> **ABOUT THIS TASK**: Scan the data below and pick out the lines containing the word "program".

(Items from an interface collection)
* * * * * * *
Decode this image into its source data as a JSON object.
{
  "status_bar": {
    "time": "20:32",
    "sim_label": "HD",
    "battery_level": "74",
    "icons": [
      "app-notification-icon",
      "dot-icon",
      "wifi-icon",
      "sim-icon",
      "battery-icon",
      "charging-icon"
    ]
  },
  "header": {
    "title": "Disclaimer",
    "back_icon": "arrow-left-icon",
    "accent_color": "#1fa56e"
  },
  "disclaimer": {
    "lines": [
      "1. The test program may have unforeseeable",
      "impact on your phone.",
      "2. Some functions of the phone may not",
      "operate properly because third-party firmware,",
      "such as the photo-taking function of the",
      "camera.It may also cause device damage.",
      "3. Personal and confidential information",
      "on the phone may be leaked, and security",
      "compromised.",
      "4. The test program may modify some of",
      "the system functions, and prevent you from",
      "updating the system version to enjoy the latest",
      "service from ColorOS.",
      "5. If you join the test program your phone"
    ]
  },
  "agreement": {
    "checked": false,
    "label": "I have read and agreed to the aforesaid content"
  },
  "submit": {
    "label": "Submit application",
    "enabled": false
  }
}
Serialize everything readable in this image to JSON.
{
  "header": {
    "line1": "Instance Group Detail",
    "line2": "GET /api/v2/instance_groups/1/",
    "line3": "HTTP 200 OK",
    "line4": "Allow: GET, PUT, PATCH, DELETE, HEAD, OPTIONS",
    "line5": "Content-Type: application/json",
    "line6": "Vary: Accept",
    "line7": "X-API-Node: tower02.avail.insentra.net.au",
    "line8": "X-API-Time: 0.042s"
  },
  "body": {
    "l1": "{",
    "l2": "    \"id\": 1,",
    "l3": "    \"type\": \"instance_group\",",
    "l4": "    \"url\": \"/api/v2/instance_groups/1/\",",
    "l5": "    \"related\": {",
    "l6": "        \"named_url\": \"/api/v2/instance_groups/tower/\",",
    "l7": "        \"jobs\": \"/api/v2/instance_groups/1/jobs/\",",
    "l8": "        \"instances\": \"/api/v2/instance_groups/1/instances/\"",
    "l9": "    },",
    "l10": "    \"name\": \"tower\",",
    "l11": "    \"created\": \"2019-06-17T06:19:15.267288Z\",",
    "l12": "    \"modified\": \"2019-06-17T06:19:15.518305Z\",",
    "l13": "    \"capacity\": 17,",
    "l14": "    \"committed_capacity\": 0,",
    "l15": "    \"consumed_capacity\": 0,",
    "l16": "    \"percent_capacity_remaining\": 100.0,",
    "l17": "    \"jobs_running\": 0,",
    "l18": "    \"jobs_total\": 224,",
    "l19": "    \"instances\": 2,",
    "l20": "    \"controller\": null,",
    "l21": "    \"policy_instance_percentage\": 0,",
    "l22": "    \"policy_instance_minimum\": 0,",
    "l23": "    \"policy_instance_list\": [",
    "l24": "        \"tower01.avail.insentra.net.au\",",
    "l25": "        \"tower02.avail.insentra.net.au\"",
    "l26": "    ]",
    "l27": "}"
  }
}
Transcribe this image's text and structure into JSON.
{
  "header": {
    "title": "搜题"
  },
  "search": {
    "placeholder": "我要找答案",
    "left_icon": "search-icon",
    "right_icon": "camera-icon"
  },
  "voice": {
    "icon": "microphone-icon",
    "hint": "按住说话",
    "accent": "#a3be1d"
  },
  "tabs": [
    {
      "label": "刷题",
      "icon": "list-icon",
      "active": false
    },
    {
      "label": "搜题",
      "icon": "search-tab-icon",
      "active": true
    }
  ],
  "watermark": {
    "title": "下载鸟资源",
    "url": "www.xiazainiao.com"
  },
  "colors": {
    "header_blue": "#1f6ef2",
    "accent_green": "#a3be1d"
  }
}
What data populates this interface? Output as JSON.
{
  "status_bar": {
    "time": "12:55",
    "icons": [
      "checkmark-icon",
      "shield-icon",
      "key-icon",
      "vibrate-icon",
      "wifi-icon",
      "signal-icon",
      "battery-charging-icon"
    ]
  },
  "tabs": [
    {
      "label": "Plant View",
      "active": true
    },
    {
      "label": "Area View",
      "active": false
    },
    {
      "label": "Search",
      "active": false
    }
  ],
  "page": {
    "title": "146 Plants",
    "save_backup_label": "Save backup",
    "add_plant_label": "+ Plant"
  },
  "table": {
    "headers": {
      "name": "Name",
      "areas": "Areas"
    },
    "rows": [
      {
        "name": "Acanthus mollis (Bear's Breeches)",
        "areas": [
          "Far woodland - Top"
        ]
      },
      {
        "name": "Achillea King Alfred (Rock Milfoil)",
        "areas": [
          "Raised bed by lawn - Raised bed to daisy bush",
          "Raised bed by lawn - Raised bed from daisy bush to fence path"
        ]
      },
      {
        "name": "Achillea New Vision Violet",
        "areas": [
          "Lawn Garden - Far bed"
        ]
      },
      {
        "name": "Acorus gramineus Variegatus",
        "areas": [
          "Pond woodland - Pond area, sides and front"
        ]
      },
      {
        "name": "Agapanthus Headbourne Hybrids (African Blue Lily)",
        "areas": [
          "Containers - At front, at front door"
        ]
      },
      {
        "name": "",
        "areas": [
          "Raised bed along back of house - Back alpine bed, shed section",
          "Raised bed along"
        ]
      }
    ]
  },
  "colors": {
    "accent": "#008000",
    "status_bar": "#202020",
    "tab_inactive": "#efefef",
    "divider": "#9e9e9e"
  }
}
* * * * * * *
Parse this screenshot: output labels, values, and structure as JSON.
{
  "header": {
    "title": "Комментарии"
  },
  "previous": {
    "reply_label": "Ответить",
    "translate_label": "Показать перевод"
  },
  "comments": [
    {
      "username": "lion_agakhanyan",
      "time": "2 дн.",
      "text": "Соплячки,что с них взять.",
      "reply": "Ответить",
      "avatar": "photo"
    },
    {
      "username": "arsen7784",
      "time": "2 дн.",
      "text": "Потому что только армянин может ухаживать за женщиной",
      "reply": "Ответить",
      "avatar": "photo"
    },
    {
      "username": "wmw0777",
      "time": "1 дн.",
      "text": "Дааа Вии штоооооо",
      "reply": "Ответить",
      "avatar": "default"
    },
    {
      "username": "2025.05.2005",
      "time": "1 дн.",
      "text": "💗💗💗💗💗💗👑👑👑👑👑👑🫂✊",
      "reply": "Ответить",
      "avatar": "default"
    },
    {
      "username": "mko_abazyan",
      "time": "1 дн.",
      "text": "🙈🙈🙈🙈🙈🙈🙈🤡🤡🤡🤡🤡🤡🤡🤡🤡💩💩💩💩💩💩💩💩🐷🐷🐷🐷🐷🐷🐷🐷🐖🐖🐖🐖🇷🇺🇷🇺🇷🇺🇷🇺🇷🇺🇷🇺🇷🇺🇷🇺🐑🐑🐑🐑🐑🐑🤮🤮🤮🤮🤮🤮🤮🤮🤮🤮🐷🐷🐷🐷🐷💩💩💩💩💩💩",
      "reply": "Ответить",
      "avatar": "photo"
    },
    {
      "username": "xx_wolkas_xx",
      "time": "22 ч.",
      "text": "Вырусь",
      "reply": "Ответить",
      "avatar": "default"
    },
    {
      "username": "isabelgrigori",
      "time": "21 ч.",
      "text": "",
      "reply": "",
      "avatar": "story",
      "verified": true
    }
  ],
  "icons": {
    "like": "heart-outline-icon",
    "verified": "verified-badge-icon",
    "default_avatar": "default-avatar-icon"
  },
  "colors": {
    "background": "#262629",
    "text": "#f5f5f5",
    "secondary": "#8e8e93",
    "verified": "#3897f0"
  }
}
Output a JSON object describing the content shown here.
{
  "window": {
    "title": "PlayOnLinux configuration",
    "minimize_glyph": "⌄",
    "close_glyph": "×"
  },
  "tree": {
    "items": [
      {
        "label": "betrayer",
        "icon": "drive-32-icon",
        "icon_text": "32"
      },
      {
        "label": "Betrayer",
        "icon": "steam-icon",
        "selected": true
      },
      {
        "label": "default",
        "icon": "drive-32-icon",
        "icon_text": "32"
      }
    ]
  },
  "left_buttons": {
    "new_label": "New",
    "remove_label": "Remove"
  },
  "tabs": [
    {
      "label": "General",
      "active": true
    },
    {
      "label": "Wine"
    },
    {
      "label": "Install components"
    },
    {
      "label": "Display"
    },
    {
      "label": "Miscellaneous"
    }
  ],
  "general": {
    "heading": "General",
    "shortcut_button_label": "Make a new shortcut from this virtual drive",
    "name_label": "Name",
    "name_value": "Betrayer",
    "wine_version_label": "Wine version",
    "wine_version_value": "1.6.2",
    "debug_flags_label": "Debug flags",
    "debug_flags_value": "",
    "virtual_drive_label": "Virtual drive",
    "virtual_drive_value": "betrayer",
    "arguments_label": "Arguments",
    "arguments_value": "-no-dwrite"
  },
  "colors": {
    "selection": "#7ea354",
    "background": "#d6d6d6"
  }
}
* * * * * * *
> **EXPECTED OUTPUT**:
      "1. The test program may have unforeseeable",
      "4. The test program may modify some of",
      "5. If you join the test program your phone"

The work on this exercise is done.